Consumers preference critical to agricultural development in Nigeria – KUST VC
The Vice Chancellor, Kano University of Science and Technology, Wudil, Prof. Shehu Alhaji Musa, has said consideration of consumption preference is critical to agricultural development in Nigeria.
The professor of Agricultural Economics and Extension, worried that inspite of the huge deposited natural resource, Nigeria is still listed by Food and Agriculture Organisation among nations who are technically incapacitated to meet its food demands.
The don, who made the submission while delivering the 46 series of professorial inaugural lecture at Bayero University, Kano at the weekend emphasised on value addition, consumption pattern as key factors that determine agricultural viability in a country.
In the presentation titled ‘Crossing The Chasms of Agricultural Development in Nigeria: consumer Preference Studies, Market Integration Syntheses and Value Chain Diagnoses to the Rescue’, Shehu dissected the clear demarcation between production and meeting consumer preference.
The VC submitted that given the enormous qualities and contributions of agriculture, the sector has not performed as expected essentially in the past four decades due to inadequate supply of inputs and the refusal to pay attention to the food demand, value chain and consumption pattern of consumers.
Professor Shehu contended that Nigeria agricultural policy must pay quality attention to Supply-Response Model which creates smart integration between production, value chain addition and consumers preferences to attain sustainable agriculture and food sufficiency.
The vice chancellor declared that despite policy interventions, the agricultural sector is still largely underdeveloped, principally because substantial concentration is devoted more on production, rather than on enhancing value addition across value chain segments.
Shehu pointed out that FAO prediction also came even when the federal government Economic Recovery and Growth Plan (ERGP) projected Nigeria’s self sufficiency in tomato paste, rice and wheat by 2020; target that was yet to materialise because of the large and continuous dependency on importation.
Besides, he noted that ERGP prediction also emphasised on increase in the value of agricultural production by 31 per cent with tendencies to boost the country’s revenue by N21 trillion by the end of 2020.
While applauding the border closure policy of government, the university administrator cautioned on the possible negative implication of the reopening of the country land borders on local production of products with competitive advantage.
He advocated deployment of technologies in the area of post-harvest and storage facilities to reduce produce damage, especially in the north, just as he called for revamping of extension services to all agricultural clientele groups, as well as improving budgetary allocation to agric sector to improve food sufficiency.
“Nigeria has great potentials of becoming the food basket of the West Africa sub-region given that she is endowed with a huge expanse of arable land, beneficial climate, abundant streams, lakes, forest and grassland as well as large, active population that can sustain a highly productive agriculture. But we have failed to recognise significance of consumption pattern.

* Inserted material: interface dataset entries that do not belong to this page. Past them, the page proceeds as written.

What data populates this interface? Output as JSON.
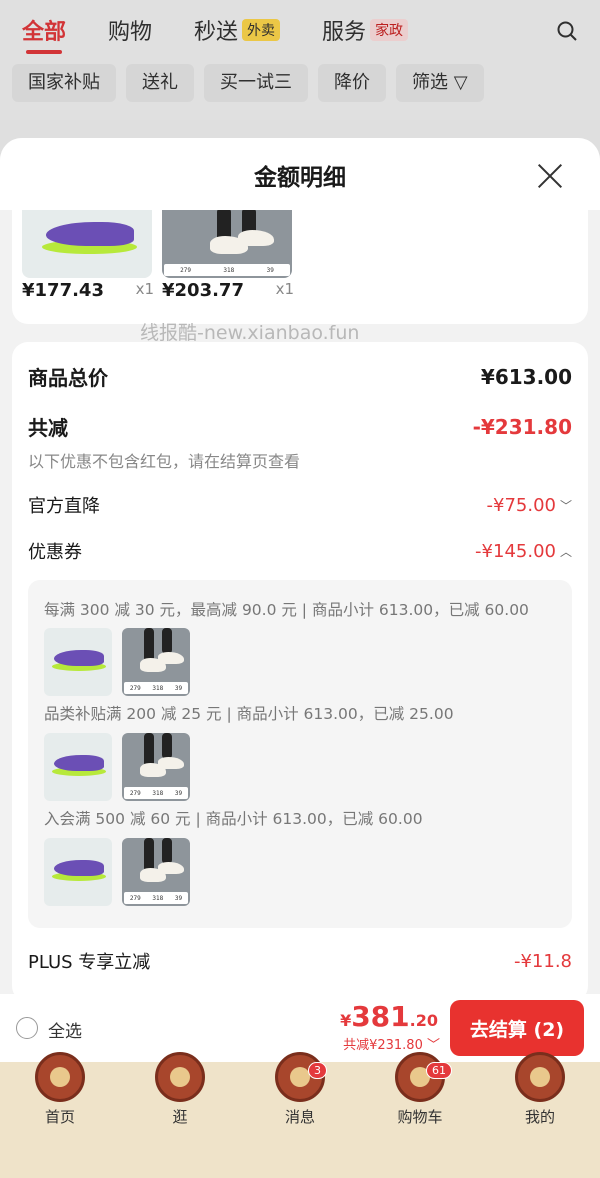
{
  "top_nav": {
    "tabs": [
      {
        "label": "全部",
        "badge": ""
      },
      {
        "label": "购物",
        "badge": ""
      },
      {
        "label": "秒送",
        "badge": "外卖"
      },
      {
        "label": "服务",
        "badge": "家政"
      }
    ],
    "chips": [
      "国家补贴",
      "送礼",
      "买一试三",
      "降价",
      "筛选 ▽"
    ]
  },
  "sheet": {
    "title": "金额明细",
    "products": [
      {
        "price": "¥177.43",
        "qty": "x1"
      },
      {
        "price": "¥203.77",
        "qty": "x1"
      }
    ],
    "watermark": "线报酷-new.xianbao.fun",
    "size_tag": [
      "279",
      "318",
      "39"
    ],
    "summary": {
      "total_label": "商品总价",
      "total_value": "¥613.00",
      "reduce_label": "共减",
      "reduce_value": "-¥231.80",
      "reduce_hint": "以下优惠不包含红包，请在结算页查看",
      "official_label": "官方直降",
      "official_value": "-¥75.00",
      "coupon_label": "优惠券",
      "coupon_value": "-¥145.00",
      "plus_label": "PLUS 专享立减",
      "plus_value": "-¥11.8"
    },
    "coupons": [
      {
        "text": "每满 300 减 30 元，最高减 90.0 元 | 商品小计 613.00，已减 60.00"
      },
      {
        "text": "品类补贴满 200 减 25 元 | 商品小计 613.00，已减 25.00"
      },
      {
        "text": "入会满 500 减 60 元 | 商品小计 613.00，已减 60.00"
      }
    ]
  },
  "checkout": {
    "select_all": "全选",
    "currency": "¥",
    "amount_int": "381",
    "amount_dec": ".20",
    "reduce_line": "共减¥231.80",
    "pay_label": "去结算 (2)"
  },
  "tabbar": {
    "items": [
      {
        "label": "首页",
        "badge": ""
      },
      {
        "label": "逛",
        "badge": ""
      },
      {
        "label": "消息",
        "badge": "3"
      },
      {
        "label": "购物车",
        "badge": "61"
      },
      {
        "label": "我的",
        "badge": ""
      }
    ]
  },
  "colors": {
    "accent": "#e4393c",
    "pay_button": "#e8322f",
    "tabbar_bg": "#efe3c9"
  }
}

“ In any economy, consumer preferences and demand constitute the bedrock, which influence the production decisions of producers, since consumer’s satisfaction is the major target of producers if they are to stay in business. The much talked about value addition in agriculture is founded on the preferences and demand of consumers,” Shehu said.
Chairman of the professorial lecture and Vice Chancellor, Bayero University, Kano, Prof. Sagir Adamu, explained that the lecture series are designed to enable professors showcase output and relevant of their research findings.
Sagir, who expressed satisfaction on the 46 edition of the professorial lecture posited that the presentation will add value to policy implementation on agriculture and improve body of knowledge in the academic development.